Miller, Miller & Canby’s Scott Mirsky provided insight for a recently-published Law360 article, “Dos and Don’ts For Accommodating Religious Dress At Work.”  The article focused on a recent U.S. Department of Justice lawsuit against a Texas state agency that punished a clerical worker for violating the agency’s dress code. The DOJ action against the Texas Department of Criminal Justice alleges the individual was placed on indefinite unpaid leave “because of her practice of wearing a head covering in accord with her sincerely held religious belief as a participant of the Ifa faith.” While the case is pending, the article examined legal precedent and shared insights from Mirsky and other employment law attorneys.  

“Every employer should have a dress code policy.  The policy should be clear that if someone has a sincerely-held religious belief, they can request a reasonable accommodation,” Mirsky said. “The employer must alert employees that this avenue is available to them.” Mirsky explained that established dress code rules need to be made clear to employees, and a formal process by which requests for accommodations are evaluated should be in place and clearly communicated.

Mirsky added that he advises employers to proceed as if a employee’s stated belief system is sincerely held and that their request is being made in good faith. The article stressed the importance of treating religious practices objectively; EEOC guidance stipulates that the definition of religion for purposes of anti-discrimination law is broad, covering beliefs and practices that may not be familiar to employers.

The absence of sound policies for accommodating religious dress, and the failure to adequately train management to navigate these policies are two of the greatest pitfalls that put employers at legal risk.  

Read the full Law360 article here (requires subscription).
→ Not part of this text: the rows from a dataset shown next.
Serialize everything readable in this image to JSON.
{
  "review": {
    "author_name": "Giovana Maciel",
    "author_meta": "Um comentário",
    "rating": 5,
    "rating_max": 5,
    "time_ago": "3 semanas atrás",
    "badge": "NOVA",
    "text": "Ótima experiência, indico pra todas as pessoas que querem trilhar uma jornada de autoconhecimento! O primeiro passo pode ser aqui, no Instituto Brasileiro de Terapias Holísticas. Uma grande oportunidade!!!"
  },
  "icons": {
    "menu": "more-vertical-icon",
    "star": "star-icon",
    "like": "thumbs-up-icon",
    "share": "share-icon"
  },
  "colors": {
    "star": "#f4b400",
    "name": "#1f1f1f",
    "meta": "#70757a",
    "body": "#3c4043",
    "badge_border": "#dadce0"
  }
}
Scott Mirsky is a Principal in Miller, Miller & Canby’s Employment Law and Employment Litigation practice, with more than 20 years of experience representing individuals and businesses in diverse civil matters throughout the Washington, DC region.  He has experience handling non-compete and trade secret disagreements, employment claims, issues concerning independent contractors, complex construction issues, wage and overtime disputes under the FLSA and state law, and breach of contract claims. To learn more about his practice, contact Scott at